_Aim of the task_: Every record below must come back exactly as written, with the images dropped.

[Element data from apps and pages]
▬▬▬
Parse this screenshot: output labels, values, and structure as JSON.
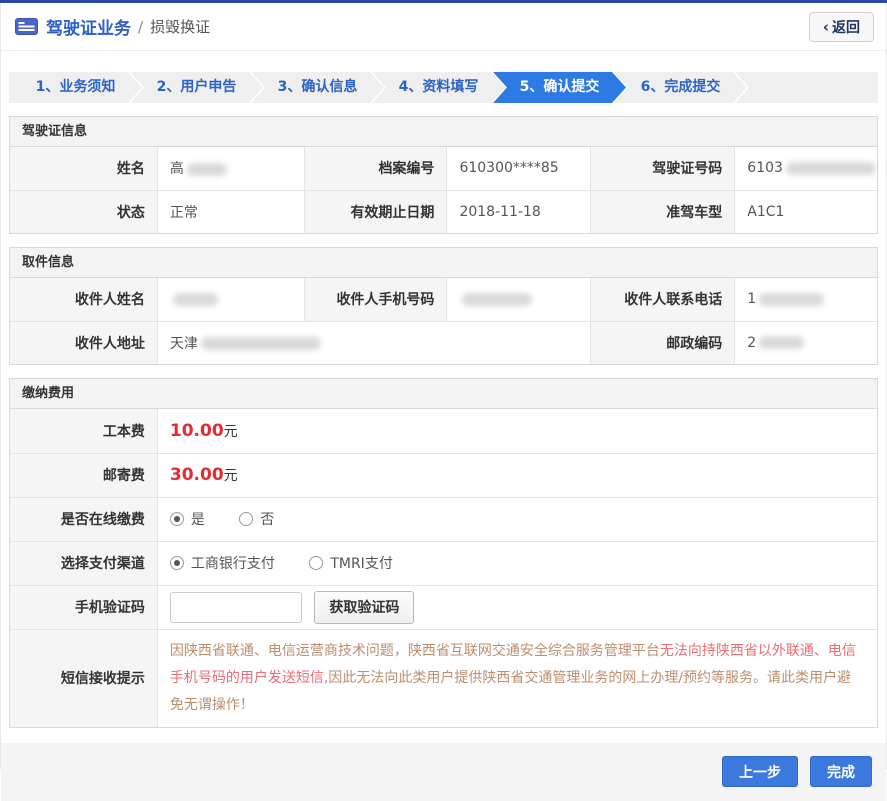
{
  "header": {
    "app_title": "驾驶证业务",
    "separator": "/",
    "page_title": "损毁换证",
    "back_chevron": "‹",
    "back_label": "返回"
  },
  "wizard": {
    "steps": [
      {
        "label": "1、业务须知",
        "active": false
      },
      {
        "label": "2、用户申告",
        "active": false
      },
      {
        "label": "3、确认信息",
        "active": false
      },
      {
        "label": "4、资料填写",
        "active": false
      },
      {
        "label": "5、确认提交",
        "active": true
      },
      {
        "label": "6、完成提交",
        "active": false
      }
    ]
  },
  "sections": {
    "license": {
      "title": "驾驶证信息",
      "rows": [
        [
          {
            "label": "姓名",
            "value": "高"
          },
          {
            "label": "档案编号",
            "value": "610300****85"
          },
          {
            "label": "驾驶证号码",
            "value": "6103"
          }
        ],
        [
          {
            "label": "状态",
            "value": "正常"
          },
          {
            "label": "有效期止日期",
            "value": "2018-11-18"
          },
          {
            "label": "准驾车型",
            "value": "A1C1"
          }
        ]
      ]
    },
    "pickup": {
      "title": "取件信息",
      "rows": [
        [
          {
            "label": "收件人姓名",
            "value": ""
          },
          {
            "label": "收件人手机号码",
            "value": ""
          },
          {
            "label": "收件人联系电话",
            "value": "1"
          }
        ],
        [
          {
            "label": "收件人地址",
            "value": "天津"
          },
          {
            "label": "邮政编码",
            "value": "2"
          }
        ]
      ]
    },
    "payment": {
      "title": "缴纳费用",
      "fees": [
        {
          "label": "工本费",
          "amount": "10.00",
          "unit": "元"
        },
        {
          "label": "邮寄费",
          "amount": "30.00",
          "unit": "元"
        }
      ],
      "online": {
        "label": "是否在线缴费",
        "options": [
          {
            "label": "是",
            "selected": true
          },
          {
            "label": "否",
            "selected": false
          }
        ]
      },
      "channel": {
        "label": "选择支付渠道",
        "options": [
          {
            "label": "工商银行支付",
            "selected": true
          },
          {
            "label": "TMRI支付",
            "selected": false
          }
        ]
      },
      "captcha": {
        "label": "手机验证码",
        "input_value": "",
        "button_label": "获取验证码"
      },
      "notice": {
        "label": "短信接收提示",
        "segments": [
          {
            "tone": "muted",
            "text": "因陕西省联通、电信运营商技术问题，陕西省互联网交通安全综合服务管理平台"
          },
          {
            "tone": "bright",
            "text": "无法向持陕西省以外联通、电信手机号码的用户发送短信,"
          },
          {
            "tone": "muted",
            "text": "因此无法向此类用户提供陕西省交通管理业务的网上办理/预约等服务。请此类用户避免无谓操作！"
          }
        ]
      }
    }
  },
  "footer": {
    "prev_label": "上一步",
    "finish_label": "完成"
  },
  "colors": {
    "top_bar": "#2a46a8",
    "accent_blue": "#2e5fc9",
    "step_active_bg": "#2e7ae4",
    "fee_red": "#e8282f",
    "notice_muted": "#bd8e6e",
    "notice_bright": "#e96e76",
    "button_blue": "#3b79de"
  }
}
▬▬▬
_The answer_:
Parse this screenshot: output labels, values, and structure as JSON.
{
  "header": {
    "app_title": "驾驶证业务",
    "separator": "/",
    "page_title": "损毁换证",
    "back_chevron": "‹",
    "back_label": "返回"
  },
  "wizard": {
    "steps": [
      {
        "label": "1、业务须知",
        "active": false
      },
      {
        "label": "2、用户申告",
        "active": false
      },
      {
        "label": "3、确认信息",
        "active": false
      },
      {
        "label": "4、资料填写",
        "active": false
      },
      {
        "label": "5、确认提交",
        "active": true
      },
      {
        "label": "6、完成提交",
        "active": false
      }
    ]
  },
  "sections": {
    "license": {
      "title": "驾驶证信息",
      "rows": [
        [
          {
            "label": "姓名",
            "value": "高"
          },
          {
            "label": "档案编号",
            "value": "610300****85"
          },
          {
            "label": "驾驶证号码",
            "value": "6103"
          }
        ],
        [
          {
            "label": "状态",
            "value": "正常"
          },
          {
            "label": "有效期止日期",
            "value": "2018-11-18"
          },
          {
            "label": "准驾车型",
            "value": "A1C1"
          }
        ]
      ]
    },
    "pickup": {
      "title": "取件信息",
      "rows": [
        [
          {
            "label": "收件人姓名",
            "value": ""
          },
          {
            "label": "收件人手机号码",
            "value": ""
          },
          {
            "label": "收件人联系电话",
            "value": "1"
          }
        ],
        [
          {
            "label": "收件人地址",
            "value": "天津"
          },
          {
            "label": "邮政编码",
            "value": "2"
          }
        ]
      ]
    },
    "payment": {
      "title": "缴纳费用",
      "fees": [
        {
          "label": "工本费",
          "amount": "10.00",
          "unit": "元"
        },
        {
          "label": "邮寄费",
          "amount": "30.00",
          "unit": "元"
        }
      ],
      "online": {
        "label": "是否在线缴费",
        "options": [
          {
            "label": "是",
            "selected": true
          },
          {
            "label": "否",
            "selected": false
          }
        ]
      },
      "channel": {
        "label": "选择支付渠道",
        "options": [
          {
            "label": "工商银行支付",
            "selected": true
          },
          {
            "label": "TMRI支付",
            "selected": false
          }
        ]
      },
      "captcha": {
        "label": "手机验证码",
        "input_value": "",
        "button_label": "获取验证码"
      },
      "notice": {
        "label": "短信接收提示",
        "segments": [
          {
            "tone": "muted",
            "text": "因陕西省联通、电信运营商技术问题，陕西省互联网交通安全综合服务管理平台"
          },
          {
            "tone": "bright",
            "text": "无法向持陕西省以外联通、电信手机号码的用户发送短信,"
          },
          {
            "tone": "muted",
            "text": "因此无法向此类用户提供陕西省交通管理业务的网上办理/预约等服务。请此类用户避免无谓操作！"
          }
        ]
      }
    }
  },
  "footer": {
    "prev_label": "上一步",
    "finish_label": "完成"
  },
  "colors": {
    "top_bar": "#2a46a8",
    "accent_blue": "#2e5fc9",
    "step_active_bg": "#2e7ae4",
    "fee_red": "#e8282f",
    "notice_muted": "#bd8e6e",
    "notice_bright": "#e96e76",
    "button_blue": "#3b79de"
  }
}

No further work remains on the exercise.